Martin then looked up the inside of race leader Bagnaia on the sixth lap, but ran wide and dropped the Spaniard to fourth.

Quartararo then decided it was his turn to get to the front, passing Bagnaia at Turn 7 on the eighth lap, but the Ducati power was too much for the Yamaha as Bagnaia blasted back past on the home straight.

The race then neutralised at the front for a brief period, with not much movement going on between the riders.

As the thunder-clouds closed in on the circuit and threatened to drop rain at any point, the first incident of the race came as Zarco dropped his Pramac at Turn 9 on lap 11, just as he did in warm-up earlier in the day.

Quartararo ran wide at Turn 3 on Lap 20 which opened the door for Marquez to get through and take second, which led to a ding-dong battle between the Spaniard and Bagnaia as the Honda closed up to the front.

It was a day of mixed emotions for KTM as Miguel Oliveira fell down at the first corner on lap 23.

But with just a few laps remaining, the chaos began.

Jack Miller and Alex Rins pulled the trigger to pit for a swap to their wet bikes on Lap 23, with the leaders following suit on the next lap.

This brought Binder right into the mix, with the South African braving the ever-changing conditions to stay out on his dry tyres and lead the Austrian GP.

With just two laps remaining it looked to be advantage to the dry bikes, with Binder leading followed by Aleix Espargaro and Valentino Rossi.

Marquez was one of the riders who switched to wets, but it did not pay off for the eight-time champion, as he fell at Turn 1 on the penultimate lap.

The final lap of the race almost looked like a warm-up lap, with those who stuck to their dry tyres almost crawling around the track, which led to a huge flurry of changes in the leaderboard.

Espargaro’s illusive first podium with Aprilia slipped away as he dropped down the order in the conditions, but out of nowhere came Bagnaia and Martin, the two were flying on their wet-bikes to get into second and third right at the end.

But it was Binder who pulled off a masterclass, looking like he could fall of at any moment, the South African prevailed to take victory in the Austrian GP, his second in the premier-class.

Bagnaia and Martin rounded out the top-three, a good result for the two riders, especially for the former who moves into second in the championship.

Joan Mir ended the race fourth on wets, ahead of Luca Marini and Iker Lecuona, the two riders will be thrilled with fifth and sixth after staying out on dry tyres.

Quartararo could only manage seventh, ahead of Rossi and Alex Marquez.

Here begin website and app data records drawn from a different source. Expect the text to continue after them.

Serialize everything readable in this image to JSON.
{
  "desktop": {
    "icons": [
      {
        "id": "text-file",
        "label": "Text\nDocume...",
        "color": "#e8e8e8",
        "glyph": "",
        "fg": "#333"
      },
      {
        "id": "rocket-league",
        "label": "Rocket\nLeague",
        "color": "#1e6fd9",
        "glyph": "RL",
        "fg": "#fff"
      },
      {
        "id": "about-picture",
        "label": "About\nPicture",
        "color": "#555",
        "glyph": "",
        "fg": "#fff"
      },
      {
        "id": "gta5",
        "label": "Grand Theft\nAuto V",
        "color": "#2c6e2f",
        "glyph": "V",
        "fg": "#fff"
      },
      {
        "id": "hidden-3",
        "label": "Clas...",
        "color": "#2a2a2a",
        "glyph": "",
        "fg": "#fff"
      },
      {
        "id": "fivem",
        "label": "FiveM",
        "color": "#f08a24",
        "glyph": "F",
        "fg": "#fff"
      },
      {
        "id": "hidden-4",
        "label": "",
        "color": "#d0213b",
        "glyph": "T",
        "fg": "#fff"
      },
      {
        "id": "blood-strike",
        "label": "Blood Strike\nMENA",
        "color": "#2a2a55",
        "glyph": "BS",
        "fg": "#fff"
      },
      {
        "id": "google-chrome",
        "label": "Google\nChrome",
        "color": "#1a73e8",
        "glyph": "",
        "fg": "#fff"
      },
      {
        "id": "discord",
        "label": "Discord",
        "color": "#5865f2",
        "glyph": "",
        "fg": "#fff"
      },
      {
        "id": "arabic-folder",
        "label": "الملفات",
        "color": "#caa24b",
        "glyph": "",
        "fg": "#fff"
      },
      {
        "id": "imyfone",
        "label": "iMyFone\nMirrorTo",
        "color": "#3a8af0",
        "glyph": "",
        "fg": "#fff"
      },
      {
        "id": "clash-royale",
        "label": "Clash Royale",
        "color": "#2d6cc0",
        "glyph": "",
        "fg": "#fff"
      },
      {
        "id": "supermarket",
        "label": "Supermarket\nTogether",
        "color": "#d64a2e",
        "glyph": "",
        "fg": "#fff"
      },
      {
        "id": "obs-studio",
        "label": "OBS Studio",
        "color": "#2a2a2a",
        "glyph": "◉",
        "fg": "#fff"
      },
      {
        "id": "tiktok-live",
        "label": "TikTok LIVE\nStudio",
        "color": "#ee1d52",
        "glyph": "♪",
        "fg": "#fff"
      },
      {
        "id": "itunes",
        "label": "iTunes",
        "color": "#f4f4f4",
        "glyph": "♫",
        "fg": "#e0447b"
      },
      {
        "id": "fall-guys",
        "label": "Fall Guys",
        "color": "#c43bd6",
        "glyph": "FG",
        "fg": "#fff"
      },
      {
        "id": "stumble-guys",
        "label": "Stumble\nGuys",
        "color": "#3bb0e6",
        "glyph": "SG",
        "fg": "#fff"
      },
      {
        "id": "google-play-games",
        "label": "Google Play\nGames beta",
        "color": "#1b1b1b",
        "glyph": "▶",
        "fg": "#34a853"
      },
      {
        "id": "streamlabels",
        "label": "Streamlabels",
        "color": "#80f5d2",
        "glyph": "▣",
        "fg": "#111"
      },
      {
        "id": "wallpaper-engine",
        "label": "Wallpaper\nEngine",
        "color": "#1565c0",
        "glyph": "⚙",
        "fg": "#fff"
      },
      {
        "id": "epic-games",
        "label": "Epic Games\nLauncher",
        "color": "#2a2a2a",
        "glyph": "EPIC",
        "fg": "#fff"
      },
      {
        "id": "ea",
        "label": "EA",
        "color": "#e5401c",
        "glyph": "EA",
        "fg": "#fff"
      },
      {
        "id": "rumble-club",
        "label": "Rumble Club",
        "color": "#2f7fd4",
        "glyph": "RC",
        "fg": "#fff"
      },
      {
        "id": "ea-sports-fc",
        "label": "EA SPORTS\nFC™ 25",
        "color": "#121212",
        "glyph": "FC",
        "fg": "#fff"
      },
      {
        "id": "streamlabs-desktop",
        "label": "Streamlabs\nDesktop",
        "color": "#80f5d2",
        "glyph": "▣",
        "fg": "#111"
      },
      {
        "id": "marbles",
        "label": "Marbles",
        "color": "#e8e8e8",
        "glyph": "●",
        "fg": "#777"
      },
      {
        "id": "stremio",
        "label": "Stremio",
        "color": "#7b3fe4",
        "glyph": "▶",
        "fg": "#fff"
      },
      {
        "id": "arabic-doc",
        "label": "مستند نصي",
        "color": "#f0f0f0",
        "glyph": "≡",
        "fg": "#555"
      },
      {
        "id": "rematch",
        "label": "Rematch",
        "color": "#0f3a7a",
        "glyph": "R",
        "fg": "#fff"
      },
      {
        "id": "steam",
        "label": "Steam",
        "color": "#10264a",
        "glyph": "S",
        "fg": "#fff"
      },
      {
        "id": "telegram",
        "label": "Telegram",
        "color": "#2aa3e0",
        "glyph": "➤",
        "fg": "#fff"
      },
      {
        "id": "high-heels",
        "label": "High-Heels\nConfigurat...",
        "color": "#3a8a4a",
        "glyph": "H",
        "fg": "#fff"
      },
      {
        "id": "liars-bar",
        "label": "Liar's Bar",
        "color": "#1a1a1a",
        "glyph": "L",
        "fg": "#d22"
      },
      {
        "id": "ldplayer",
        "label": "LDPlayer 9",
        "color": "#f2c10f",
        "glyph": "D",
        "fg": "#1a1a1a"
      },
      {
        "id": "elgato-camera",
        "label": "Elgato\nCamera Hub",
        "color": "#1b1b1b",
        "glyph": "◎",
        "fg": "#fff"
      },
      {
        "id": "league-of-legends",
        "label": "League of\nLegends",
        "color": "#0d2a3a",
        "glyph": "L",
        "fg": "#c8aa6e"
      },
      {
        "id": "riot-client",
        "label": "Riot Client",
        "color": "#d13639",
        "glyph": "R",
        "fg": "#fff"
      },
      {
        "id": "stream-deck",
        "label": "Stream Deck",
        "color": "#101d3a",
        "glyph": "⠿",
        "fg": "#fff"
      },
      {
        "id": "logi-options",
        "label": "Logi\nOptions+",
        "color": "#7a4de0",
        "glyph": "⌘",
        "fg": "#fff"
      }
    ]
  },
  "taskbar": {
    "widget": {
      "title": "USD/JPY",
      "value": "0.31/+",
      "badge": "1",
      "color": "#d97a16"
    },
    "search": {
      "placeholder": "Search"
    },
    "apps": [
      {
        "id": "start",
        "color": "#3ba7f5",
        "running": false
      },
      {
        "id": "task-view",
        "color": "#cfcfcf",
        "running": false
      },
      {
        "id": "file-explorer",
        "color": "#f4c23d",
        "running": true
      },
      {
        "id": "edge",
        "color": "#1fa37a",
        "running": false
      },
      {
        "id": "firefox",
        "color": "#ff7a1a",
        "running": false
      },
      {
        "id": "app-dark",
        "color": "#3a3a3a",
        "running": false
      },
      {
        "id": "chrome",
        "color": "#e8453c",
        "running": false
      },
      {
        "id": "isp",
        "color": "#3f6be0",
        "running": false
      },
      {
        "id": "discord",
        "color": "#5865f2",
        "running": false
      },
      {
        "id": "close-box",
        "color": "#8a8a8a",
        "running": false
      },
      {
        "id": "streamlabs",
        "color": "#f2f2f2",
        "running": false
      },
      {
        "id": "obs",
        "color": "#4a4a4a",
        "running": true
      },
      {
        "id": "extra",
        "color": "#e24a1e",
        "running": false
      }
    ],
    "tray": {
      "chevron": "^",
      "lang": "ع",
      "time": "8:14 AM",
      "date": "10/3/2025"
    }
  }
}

After looking like a podium was on, Espargaro crossed the line 10th, the Aprilia rider was struggling at the end on the dry tyres.

After being the first rider to pull the trigger to box, Miller ended the Austrian GP 11th ahead of Danilo Petrucci and Taka Nakagami.

Rins finished 14th with Marquez 15th and the final points finisher, the Honda rider will know what could’ve been had he not fell down earlier on.